Minerals Plan: Key Issues & Options

Derby & Derbyshire Minerals Core Strategy: Key Issues & Options Questionnaire

Responses

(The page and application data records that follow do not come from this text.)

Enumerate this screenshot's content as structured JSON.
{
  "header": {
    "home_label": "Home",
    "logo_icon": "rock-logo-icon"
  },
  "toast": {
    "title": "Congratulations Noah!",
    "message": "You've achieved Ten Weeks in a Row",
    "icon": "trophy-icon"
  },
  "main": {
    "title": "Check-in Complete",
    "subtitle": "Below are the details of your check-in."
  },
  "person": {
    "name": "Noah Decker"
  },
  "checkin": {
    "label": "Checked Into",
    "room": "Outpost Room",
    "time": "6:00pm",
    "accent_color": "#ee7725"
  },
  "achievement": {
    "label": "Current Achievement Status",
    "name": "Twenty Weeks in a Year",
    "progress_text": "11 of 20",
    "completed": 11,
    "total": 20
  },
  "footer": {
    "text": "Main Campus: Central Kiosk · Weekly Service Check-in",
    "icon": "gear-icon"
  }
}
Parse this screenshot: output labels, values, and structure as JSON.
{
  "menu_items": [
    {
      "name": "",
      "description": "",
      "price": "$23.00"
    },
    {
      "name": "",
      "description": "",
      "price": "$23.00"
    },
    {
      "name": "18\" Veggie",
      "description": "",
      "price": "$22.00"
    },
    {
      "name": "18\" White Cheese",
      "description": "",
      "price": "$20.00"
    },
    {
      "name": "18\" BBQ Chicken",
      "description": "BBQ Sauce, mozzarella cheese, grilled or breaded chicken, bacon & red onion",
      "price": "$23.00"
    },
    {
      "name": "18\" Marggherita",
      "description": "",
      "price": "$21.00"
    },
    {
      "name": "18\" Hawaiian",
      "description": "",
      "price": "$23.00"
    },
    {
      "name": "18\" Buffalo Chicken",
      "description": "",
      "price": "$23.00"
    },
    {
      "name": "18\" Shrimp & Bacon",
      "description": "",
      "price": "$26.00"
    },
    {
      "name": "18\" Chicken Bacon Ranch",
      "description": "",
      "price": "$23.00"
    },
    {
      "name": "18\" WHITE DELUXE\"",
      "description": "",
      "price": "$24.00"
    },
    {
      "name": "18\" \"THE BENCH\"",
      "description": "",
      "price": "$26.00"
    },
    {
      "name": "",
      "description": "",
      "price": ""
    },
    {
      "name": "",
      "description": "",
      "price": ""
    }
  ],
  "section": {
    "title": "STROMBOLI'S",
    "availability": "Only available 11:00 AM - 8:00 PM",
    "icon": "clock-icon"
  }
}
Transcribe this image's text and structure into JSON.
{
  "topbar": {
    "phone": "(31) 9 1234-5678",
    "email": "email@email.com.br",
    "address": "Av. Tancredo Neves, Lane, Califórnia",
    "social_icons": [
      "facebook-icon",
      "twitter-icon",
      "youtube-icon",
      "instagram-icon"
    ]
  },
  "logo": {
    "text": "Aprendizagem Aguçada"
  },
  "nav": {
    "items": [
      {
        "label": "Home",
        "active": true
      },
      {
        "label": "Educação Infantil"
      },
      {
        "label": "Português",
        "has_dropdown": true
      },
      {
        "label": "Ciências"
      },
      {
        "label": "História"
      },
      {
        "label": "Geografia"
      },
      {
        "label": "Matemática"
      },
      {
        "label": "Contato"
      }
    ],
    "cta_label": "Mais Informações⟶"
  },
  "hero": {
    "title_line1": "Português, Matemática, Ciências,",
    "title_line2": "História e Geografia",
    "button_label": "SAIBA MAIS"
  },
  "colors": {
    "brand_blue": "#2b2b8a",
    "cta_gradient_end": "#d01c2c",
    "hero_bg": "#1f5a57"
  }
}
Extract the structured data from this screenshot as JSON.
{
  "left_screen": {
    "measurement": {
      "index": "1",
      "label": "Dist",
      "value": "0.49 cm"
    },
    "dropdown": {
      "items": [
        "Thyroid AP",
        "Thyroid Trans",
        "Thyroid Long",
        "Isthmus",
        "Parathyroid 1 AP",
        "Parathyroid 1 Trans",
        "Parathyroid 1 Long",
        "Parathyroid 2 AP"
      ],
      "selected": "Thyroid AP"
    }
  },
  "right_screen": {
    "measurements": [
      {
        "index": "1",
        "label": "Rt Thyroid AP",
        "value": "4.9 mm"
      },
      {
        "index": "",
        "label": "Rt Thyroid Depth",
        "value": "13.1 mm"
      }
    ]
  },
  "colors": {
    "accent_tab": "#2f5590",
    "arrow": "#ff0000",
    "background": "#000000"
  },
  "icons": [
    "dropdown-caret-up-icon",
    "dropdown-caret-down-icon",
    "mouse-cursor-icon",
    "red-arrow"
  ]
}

List of answers to the specified question
NameOptionTextDate
Stephen Woods - Cemex It is crucial that the means of calculating aggregate provision be consistent throughout the Framework period. As the apportionment approach has been adopted for the period up to 2020 then this approach should continue to be adopted for the extended period up to 2030. There seems to be little logic behind the suggestion that Derbyshire should seek to reduce its contribution to the shortfall caused by the Peak Park running down its permitted reserves. It seems to be based on an anticipation that other MPAs will step in, but no evidence is provided to support this. Rather than unilaterally assuming that other MPAs will 'take up the baton' post 2020 this issue is one that should be resolved at a RAWP or inter RAWP level. Therefore option 1 would be more appropriate at this time. There is a general presumption to the decrease of mineral operation in the Peak District but this should not lead to the omission of mineral extraction in the Peak District. 02 Aug 2010 13:32
Nigel Weedon - Longcliffe Quarries Limited Confidential 14 Jun 2010 16:41
Mark North - Mineral Products Association Insufficient information has been provided in the consultation document to allow the matter referred to under b) to be properly considered by consultees. This is a matter for the Regional Aggregate Working Party. 10 Aug 2010 14:03
John Bradshaw - Tarmac If such a policy was pursued it would put more emphasis on the need to protect existing crushed rock reserves outside the Peak Park - i.e. in Derbyshire and neighbouring Authorities. 13 Aug 2010 14:46
Jenna Conway - Tarmac In response to the second element of Issue 1 regarding a reduced proportion of Peak Park's displaced provision it is not clear from the Key Issues and Options report where the displaced provision will come from. In terms of meeting existing aggregate markets it is logical given the proximity of the Peak Park that Derbyshire will continue to meet this displaced provision. Derbyshire need to be clear where the long term aggregate supply may come from if it is not to come from Derbyshire itself. There needs to be clear reference to other authorities approach to aggregate production and what measures they are taking in meeting the reduction in provision from the Peak Park. 02 Aug 2010 14:59
Henry Folkard - British Mountaineering Council Future demand will be for reduced quantities. 18 Aug 2010 14:24
Andy Tickle - Friends of the Peak District it seems reasonable that DC/DC should balance its share of the displaced PDNP provision with other surrounding MPAs but this will depend strongly on the permitted reserves and wider resources in those areas and the minerals being looked at. The Regional Plan (2009) policy on reduction of mineral extraction in the PDNP and Lincolnshire Wolds AONB widened the ambition of the policy to all minerals. Therefore the disposition of the differing minerals across the neighbouring MPAs will be crucial to determining what a fair share would be. Given the size of the DC/DC landbank for crushed rock, we would envisage that DC/DC would still continue to play a significant role in meeting the displaced provision 30 Jul 2010 11:25
Miss Plackett - English Heritage - East Midlands Region b) While there would be benefits for the Peak District, the environmental and social
implications for the rest of Derbyshire of transferring any displaced provision needs to
be understood before pursuing this policy.
02 Aug 2010 13:59
Andrew Threlfall yes, Derbyshire should aim take a proportion of the Peak Park's quarrying to ensure coninuity of employment / business in the local area. A national overview is also required rather than solely adjoining areas for scarse minerals / reduction in imports. 21 Jun 2010 12:54